When did you know that you wanted to stay overseas for good?

About eight years ago, when I was considering to move to Ho Chi Minh City, but not back to Hong Kong.

Have you discovered any new passions during your time as an expat?

Possibly cooking. I would never cook at home as there are so many great restaurants in Hong Kong, and I never thought that I would enjoy it. And also my two dogs and two cats. I never thought that I would enjoy being a pet person as I love to go out a lot.

Have you held any unusual jobs or titles over the years you’ve been abroad?

I was a lawyer before Vietnam, and for the last 20 years I have been in fashion. And this juxtaposition is quite unusual, as fashion doesn’t have any laws. It’s quite the opposite really.

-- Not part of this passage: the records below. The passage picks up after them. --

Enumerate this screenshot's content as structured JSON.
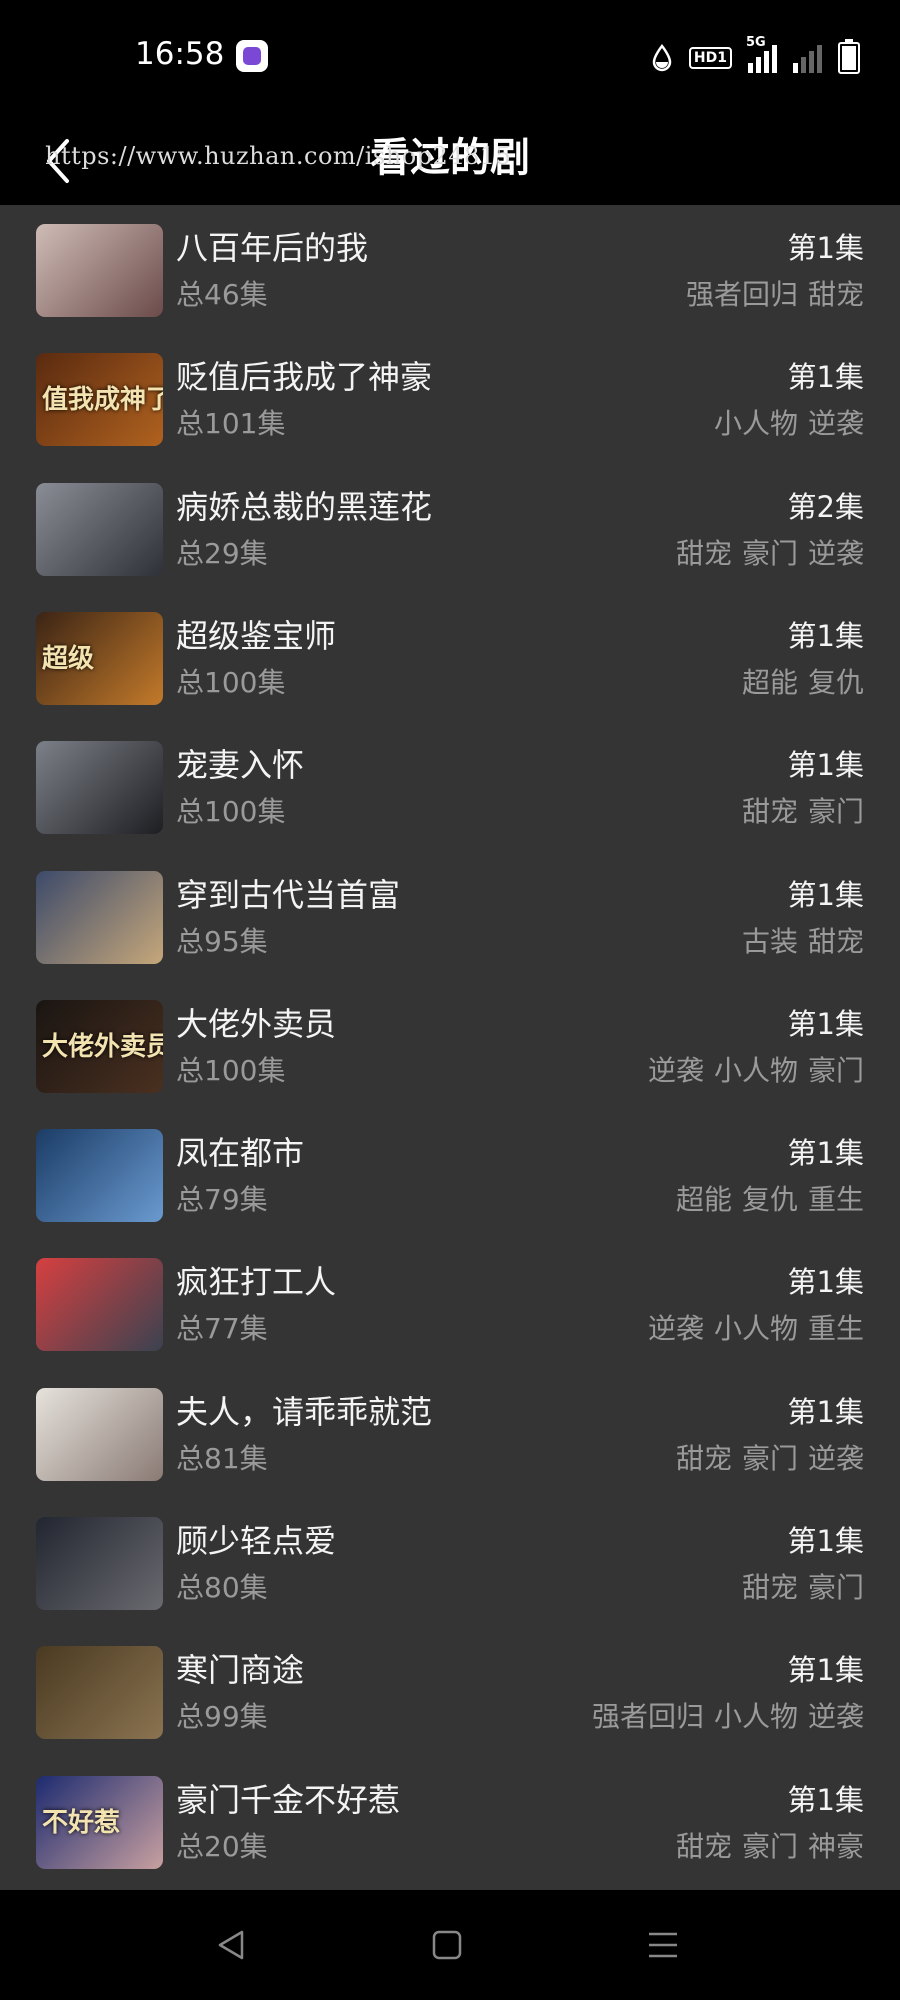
{
  "status_bar": {
    "time": "16:58",
    "hd_label": "HD1",
    "network_label": "5G"
  },
  "header": {
    "title": "看过的剧",
    "watermark": "https://www.huzhan.com/ishop24815"
  },
  "shows": [
    {
      "title": "八百年后的我",
      "total": "总46集",
      "episode": "第1集",
      "tags": [
        "强者回归",
        "甜宠"
      ]
    },
    {
      "title": "贬值后我成了神豪",
      "total": "总101集",
      "episode": "第1集",
      "tags": [
        "小人物",
        "逆袭"
      ],
      "thumb_text": "值我成神了"
    },
    {
      "title": "病娇总裁的黑莲花",
      "total": "总29集",
      "episode": "第2集",
      "tags": [
        "甜宠",
        "豪门",
        "逆袭"
      ]
    },
    {
      "title": "超级鉴宝师",
      "total": "总100集",
      "episode": "第1集",
      "tags": [
        "超能",
        "复仇"
      ],
      "thumb_text": "超级"
    },
    {
      "title": "宠妻入怀",
      "total": "总100集",
      "episode": "第1集",
      "tags": [
        "甜宠",
        "豪门"
      ]
    },
    {
      "title": "穿到古代当首富",
      "total": "总95集",
      "episode": "第1集",
      "tags": [
        "古装",
        "甜宠"
      ]
    },
    {
      "title": "大佬外卖员",
      "total": "总100集",
      "episode": "第1集",
      "tags": [
        "逆袭",
        "小人物",
        "豪门"
      ],
      "thumb_text": "大佬外卖员"
    },
    {
      "title": "凤在都市",
      "total": "总79集",
      "episode": "第1集",
      "tags": [
        "超能",
        "复仇",
        "重生"
      ]
    },
    {
      "title": "疯狂打工人",
      "total": "总77集",
      "episode": "第1集",
      "tags": [
        "逆袭",
        "小人物",
        "重生"
      ]
    },
    {
      "title": "夫人，请乖乖就范",
      "total": "总81集",
      "episode": "第1集",
      "tags": [
        "甜宠",
        "豪门",
        "逆袭"
      ]
    },
    {
      "title": "顾少轻点爱",
      "total": "总80集",
      "episode": "第1集",
      "tags": [
        "甜宠",
        "豪门"
      ]
    },
    {
      "title": "寒门商途",
      "total": "总99集",
      "episode": "第1集",
      "tags": [
        "强者回归",
        "小人物",
        "逆袭"
      ]
    },
    {
      "title": "豪门千金不好惹",
      "total": "总20集",
      "episode": "第1集",
      "tags": [
        "甜宠",
        "豪门",
        "神豪"
      ],
      "thumb_text": "不好惹"
    }
  ],
  "thumb_colors": [
    [
      "#cfbcb6",
      "#6b4b4a"
    ],
    [
      "#5a2a10",
      "#b0621f"
    ],
    [
      "#8a8d95",
      "#2f3138"
    ],
    [
      "#3b2415",
      "#c37a2a"
    ],
    [
      "#7c8088",
      "#1e1e22"
    ],
    [
      "#3c4a6a",
      "#c6a77a"
    ],
    [
      "#1a1512",
      "#4a3020"
    ],
    [
      "#1b3c66",
      "#6a9ad0"
    ],
    [
      "#d64040",
      "#3a4250"
    ],
    [
      "#e6e2dc",
      "#8a7a74"
    ],
    [
      "#222630",
      "#6a6a70"
    ],
    [
      "#4a3a22",
      "#8a7350"
    ],
    [
      "#1d2b70",
      "#c8a0a0"
    ]
  ]
}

How has being an expat changed your perception of your home country?

Apart from the political issues happening there, Hong Kong is still an amazing city to live in, but only if you earn a shit load of money!

Expats In Ho Chi Minh City Christina Hong Kong0

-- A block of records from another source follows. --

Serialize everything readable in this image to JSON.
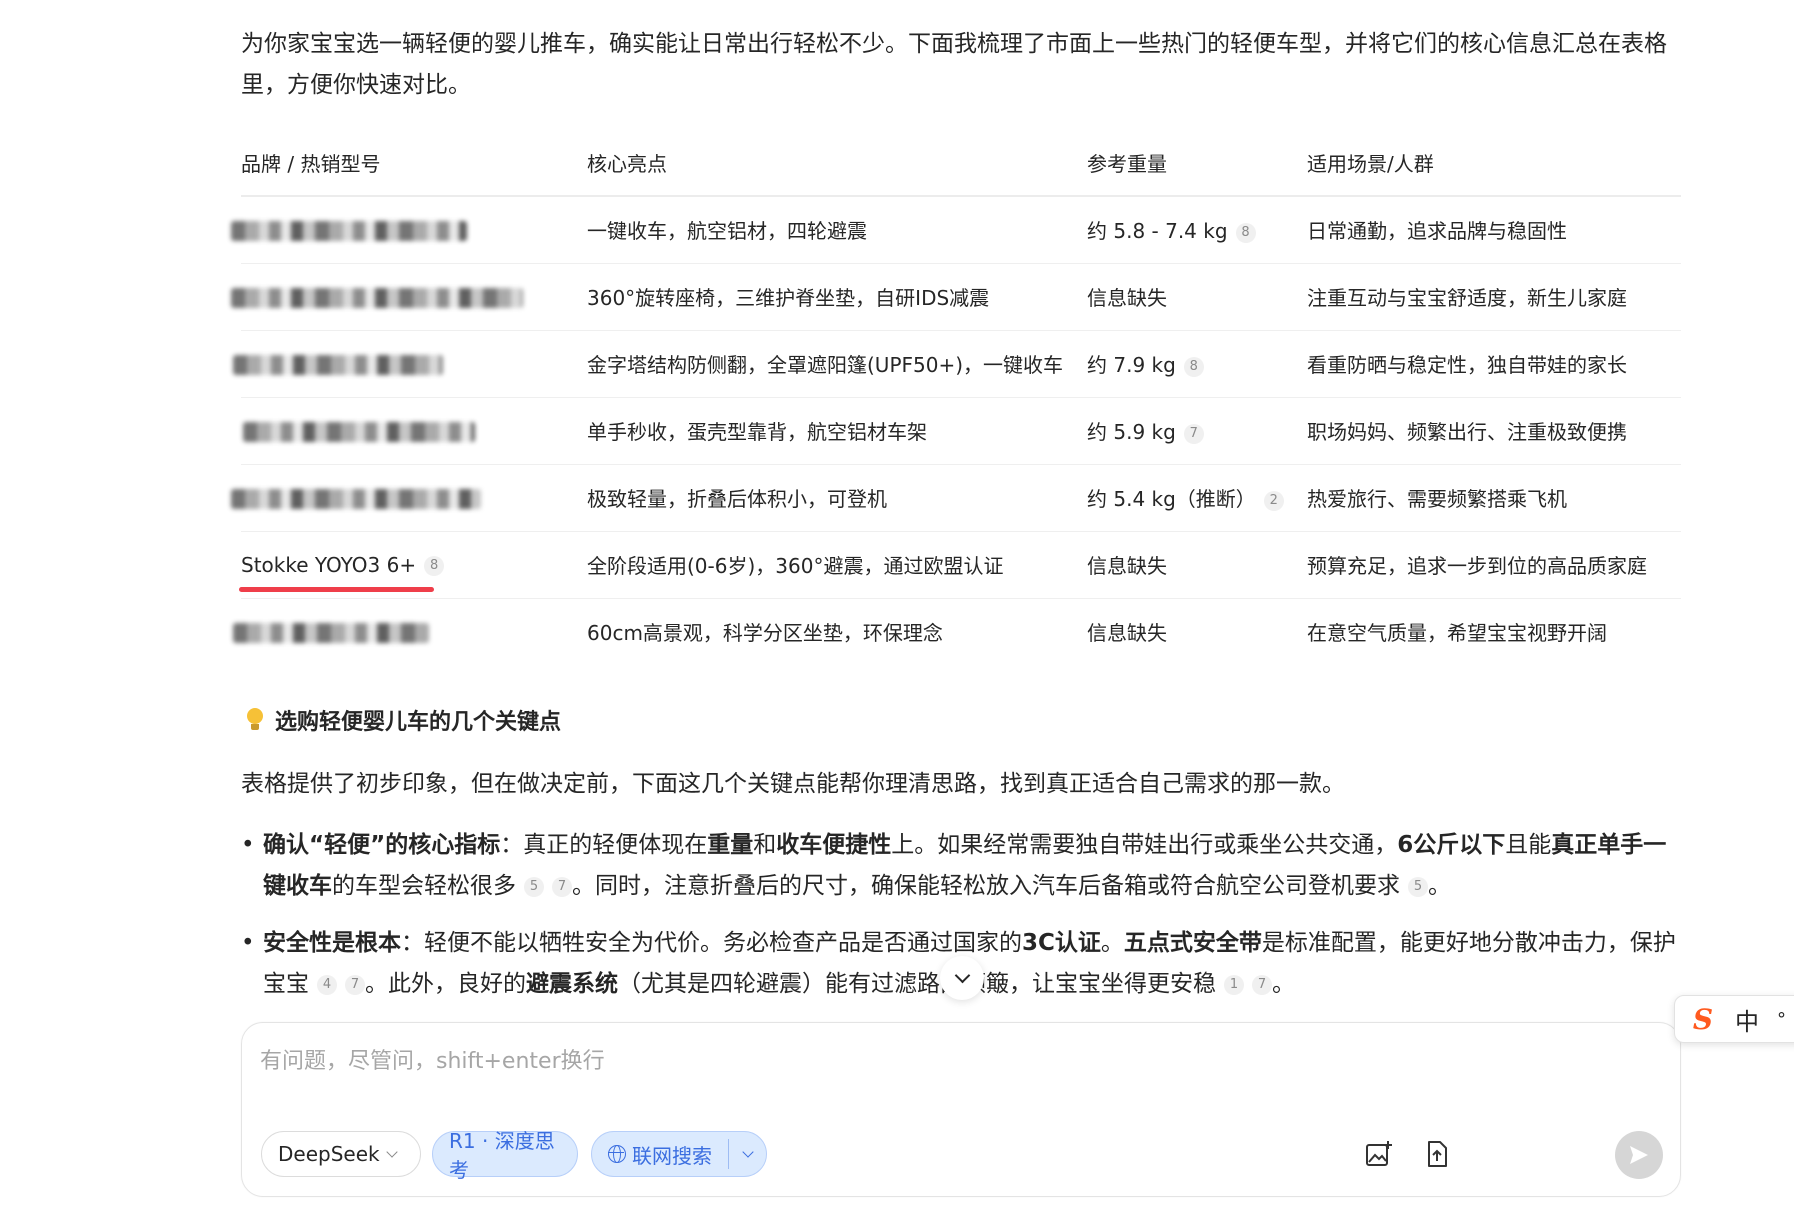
{
  "intro": "为你家宝宝选一辆轻便的婴儿推车，确实能让日常出行轻松不少。下面我梳理了市面上一些热门的轻便车型，并将它们的核心信息汇总在表格里，方便你快速对比。",
  "table": {
    "headers": [
      "品牌 / 热销型号",
      "核心亮点",
      "参考重量",
      "适用场景/人群"
    ],
    "rows": [
      {
        "brand": "",
        "features": "一键收车，航空铝材，四轮避震",
        "weight": "约 5.8 - 7.4 kg",
        "weight_cite": "8",
        "scene": "日常通勤，追求品牌与稳固性"
      },
      {
        "brand": "",
        "features": "360°旋转座椅，三维护脊坐垫，自研IDS减震",
        "weight": "信息缺失",
        "weight_cite": "",
        "scene": "注重互动与宝宝舒适度，新生儿家庭"
      },
      {
        "brand": "",
        "features": "金字塔结构防侧翻，全罩遮阳篷(UPF50+)，一键收车",
        "weight": "约 7.9 kg",
        "weight_cite": "8",
        "scene": "看重防晒与稳定性，独自带娃的家长"
      },
      {
        "brand": "",
        "features": "单手秒收，蛋壳型靠背，航空铝材车架",
        "weight": "约 5.9 kg",
        "weight_cite": "7",
        "scene": "职场妈妈、频繁出行、注重极致便携"
      },
      {
        "brand": "",
        "features": "极致轻量，折叠后体积小，可登机",
        "weight": "约 5.4 kg（推断）",
        "weight_cite": "2",
        "scene": "热爱旅行、需要频繁搭乘飞机"
      },
      {
        "brand": "Stokke YOYO3 6+",
        "brand_cite": "8",
        "features": "全阶段适用(0-6岁)，360°避震，通过欧盟认证",
        "weight": "信息缺失",
        "weight_cite": "",
        "scene": "预算充足，追求一步到位的高品质家庭"
      },
      {
        "brand": "",
        "features": "60cm高景观，科学分区坐垫，环保理念",
        "weight": "信息缺失",
        "weight_cite": "",
        "scene": "在意空气质量，希望宝宝视野开阔"
      }
    ]
  },
  "section_title": "选购轻便婴儿车的几个关键点",
  "section_intro": "表格提供了初步印象，但在做决定前，下面这几个关键点能帮你理清思路，找到真正适合自己需求的那一款。",
  "points": [
    {
      "p1_bold": "确认“轻便”的核心指标",
      "p1_text": "：真正的轻便体现在",
      "p1_b2": "重量",
      "p1_t2": "和",
      "p1_b3": "收车便捷性",
      "p1_t3": "上。如果经常需要独自带娃出行或乘坐公共交通，",
      "p1_b4": "6公斤以下",
      "p1_t4": "且能",
      "p1_b5": "真正单手一键收车",
      "p1_t5": "的车型会轻松很多",
      "cite_a": "5",
      "cite_b": "7",
      "p1_t6": "。同时，注意折叠后的尺寸，确保能轻松放入汽车后备箱或符合航空公司登机要求",
      "cite_c": "5",
      "p1_t7": "。"
    },
    {
      "p2_bold": "安全性是根本",
      "p2_text": "：轻便不能以牺牲安全为代价。务必检查产品是否通过国家的",
      "p2_b2": "3C认证",
      "p2_t2": "。",
      "p2_b3": "五点式安全带",
      "p2_t3": "是标准配置，能更好地分散冲击力，保护宝宝",
      "cite_a": "4",
      "cite_b": "7",
      "p2_t4": "。此外，良好的",
      "p2_b4": "避震系统",
      "p2_t5": "（尤其是四轮避震）能有",
      "p2_t6": "过滤路面颠簸，让宝宝坐得更安稳",
      "cite_c": "1",
      "cite_d": "7",
      "p2_t7": "。"
    }
  ],
  "input": {
    "placeholder": "有问题，尽管问，shift+enter换行"
  },
  "toolbar": {
    "model": "DeepSeek",
    "deep_think": "R1 · 深度思考",
    "web_search": "联网搜索"
  },
  "ime": {
    "lang": "中",
    "punct": "°"
  },
  "colors": {
    "accent": "#3b6ee0",
    "underline": "#ef3e4a",
    "ime_logo": "#ff5a1f"
  }
}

Can you think of any particular moment, exchange or encounter that made you mentally or emotionally feel you’d left home “for good’?

When I settled down into my new house in Ho Chi Minh City two years ago, I felt that this was it.

Are there any ways in which your adopted country has changed your behavior or thinking significantly?

Yes, and in many ways. Vietnam has brought out the best and the worst in me.

Is there anything that bothers you about your adopted home?

More in Hanoi than in Ho Chi Minh City, but I have learned to live with it, and the moment I cannot stand it anymore, I will travel elsewhere.

What’s most surprising or a useful insight you could offer a newbie expat in your adopted country?

Take all the annoying bits with a sense of humour, and have good friends around you that you can laugh and cry with, as your friends will become your family.

What aspect of life as an expat is most challenging or worrisome for you?

The fact that after so many years here, I am still considered as a foreigner and can be kicked out in a split second if I behave beyond the red tape.

What, if anything, do the expats you’ve met have in common?

They are mostly the adventurous type who have a taste to live and work out of the norm.

Can you see yourself living in your adopted country indefinitely?

Yes, but the ideal situation for me is to spend half the time in Vietnam and half the time travelling.

If yes, what makes you stay?

Despite some shortcomings, Ho Chi Minh City does provide a good quality of life with affordable costs. I also have a very good time with my friends here. I am the kind that needs constant stimulation and the business I am doing is challenging everyday.

Is there anywhere that you can see yourself settling down indefinitely?

Istanbul, Turkey.